ALLEGATIONS of food poisoning at Oxford's most famous hotel have resulted in a poor hygiene report by inspectors.

The Randolph was visited by Oxford City Council's health team last month after a customer who ate a mackerel arancini – a stuffed rice ball – and hake with green vegetables complained of feeling unwell after the meal.

A non-scheduled visit to the five-star hotel's kitchens, which cater for its Acanthus restaurant, was carried out on November 1.

It resulted in the business being given a two-star rating, which means 'improvement necessary'.

A spokesman said the hotel was 'very disappointed' by the report and had 'already actioned' all recommendations ahead of a new inspection in February.

Causes of concern found by health inspectors in relation to the allegation included a 'defective' wash basin where the arancini starter was made, as well as issues with the lack of temperature records for how the rice was cooled.

Other problems included a risk of contamination from the vacuum packing used to store the hake and a generally 'unacceptable' level of cleanliness throughout.

A report after this unscheduled visit stated: "The standard of cleaning throughout the kitchen was unacceptable."

It referred to an "accumulation of food, debris, grease evident beneath equipment."

On the condition of floor surfaces, it added: "Throughout the kitchen and in particular beneath equipment such as refrigerators, work tables, cookers etc, were in a filthy condition."

The inspectors also expressed concern about the use of vacuum packing machines, explaining: "One chef said cooked prawns had been vacuum packed using the 'raw' only machine.
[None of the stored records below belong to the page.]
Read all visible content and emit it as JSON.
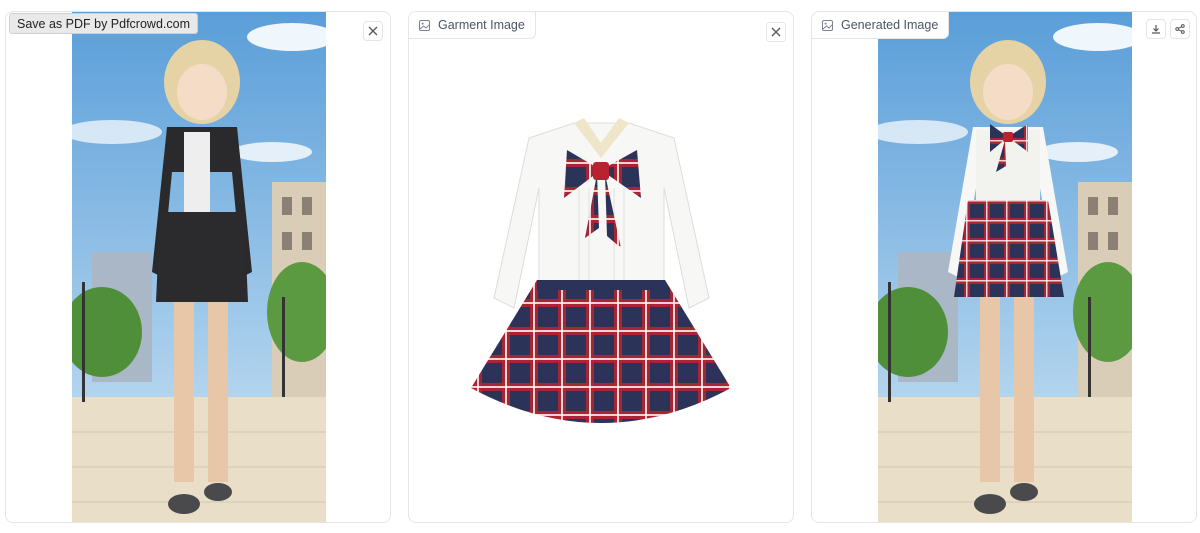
{
  "overlay": {
    "pdf_label": "Save as PDF by Pdfcrowd.com"
  },
  "panels": {
    "person": {
      "label": "",
      "close_icon": "close-icon"
    },
    "garment": {
      "label": "Garment Image",
      "tab_icon": "image-icon",
      "close_icon": "close-icon"
    },
    "generated": {
      "label": "Generated Image",
      "tab_icon": "image-icon",
      "download_icon": "download-icon",
      "share_icon": "share-icon"
    }
  },
  "colors": {
    "panel_border": "#e3e5e8",
    "sky": "#79b4e3",
    "pavement": "#e9dfc9",
    "plaid_navy": "#2c3358",
    "plaid_red": "#b8232f"
  }
}
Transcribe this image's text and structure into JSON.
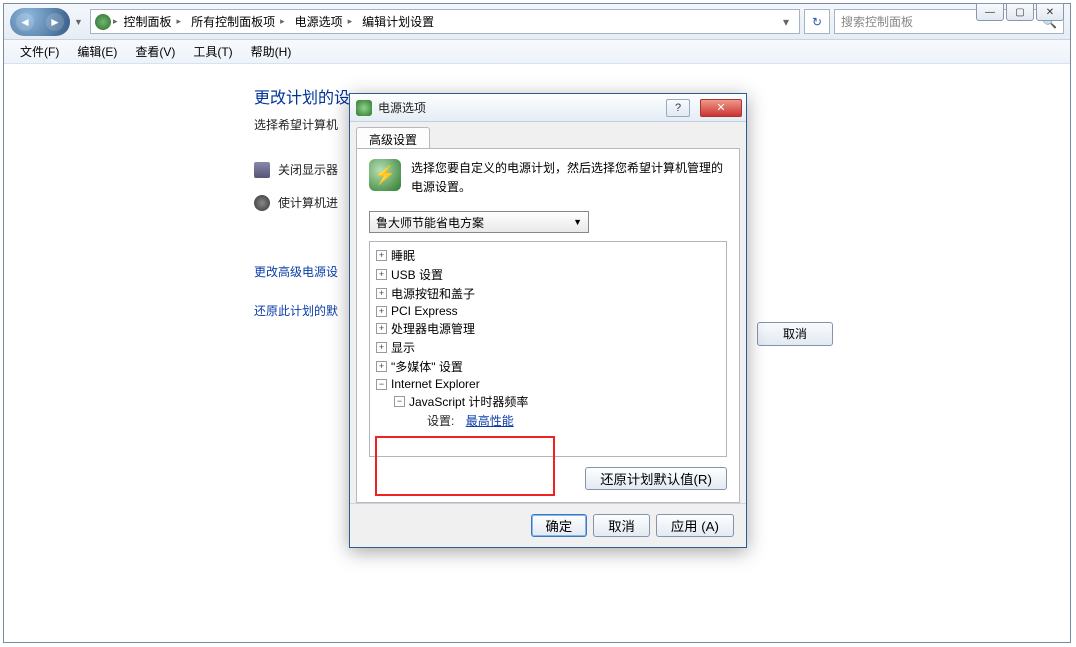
{
  "window_controls": {
    "min": "—",
    "max": "▢",
    "close": "✕"
  },
  "breadcrumb": {
    "items": [
      "控制面板",
      "所有控制面板项",
      "电源选项",
      "编辑计划设置"
    ]
  },
  "search": {
    "placeholder": "搜索控制面板"
  },
  "menu": {
    "file": "文件(F)",
    "edit": "编辑(E)",
    "view": "查看(V)",
    "tools": "工具(T)",
    "help": "帮助(H)"
  },
  "main": {
    "title": "更改计划的设",
    "subtitle": "选择希望计算机",
    "row1": "关闭显示器",
    "row2": "使计算机进",
    "link1": "更改高级电源设",
    "link2": "还原此计划的默",
    "cancel": "取消"
  },
  "dialog": {
    "title": "电源选项",
    "tab": "高级设置",
    "description": "选择您要自定义的电源计划，然后选择您希望计算机管理的电源设置。",
    "plan_selected": "鲁大师节能省电方案",
    "tree": {
      "sleep": "睡眠",
      "usb": "USB 设置",
      "power_button": "电源按钮和盖子",
      "pci": "PCI Express",
      "processor": "处理器电源管理",
      "display": "显示",
      "multimedia": "\"多媒体\" 设置",
      "ie": "Internet Explorer",
      "js_timer": "JavaScript 计时器频率",
      "setting_label": "设置:",
      "setting_value": "最高性能"
    },
    "restore": "还原计划默认值(R)",
    "ok": "确定",
    "cancel": "取消",
    "apply": "应用 (A)"
  }
}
Review use and ensure staff training."

The report added the vacuum packing bags were out in the open with items on top of them posing a risk of contamination.

It went on to recommend storing raw meat and fish bags separately to 'ready to eat' bags to also reduce this danger.

The report concluded the standard of vacuum packing was 'poor'.

The Government's Food Standards Agency website states vacuum packing can be used to increase the shelf-life of chilled foods by limiting the growth of micro organisms.

But it warns under certain circumstances bacterium called Clostridium botulinum may grow in the absence of oxygen and could produce 'harmful toxins'.

A spokesman for Macdonald Randolph said: “We are very disappointed at the results of this inspection, which fall below the extremely high standards for which the Macdonald Randolph Hotel is well-known.

"We have already actioned all the points raised in the report and will be closely monitoring the situation on an ongoing basis.

“We have requested a further inspection takes place in February, and are very confident that the steps taken will ensure a five-star rating.”

It comes just days after the Beaumont Street hotel unveiled a £100,000 refurbishment of its grand ballroom.

At the time, general manager Simon Drake, who took over at the 19th century hotel earlier this year, said renovations marked the 're-birth of the Randolph'.

The work is part of an extensive £1.5m redesign of the entire hotel which has also seen its frontage cleaned and the metal and glass canopy at the entrance restored.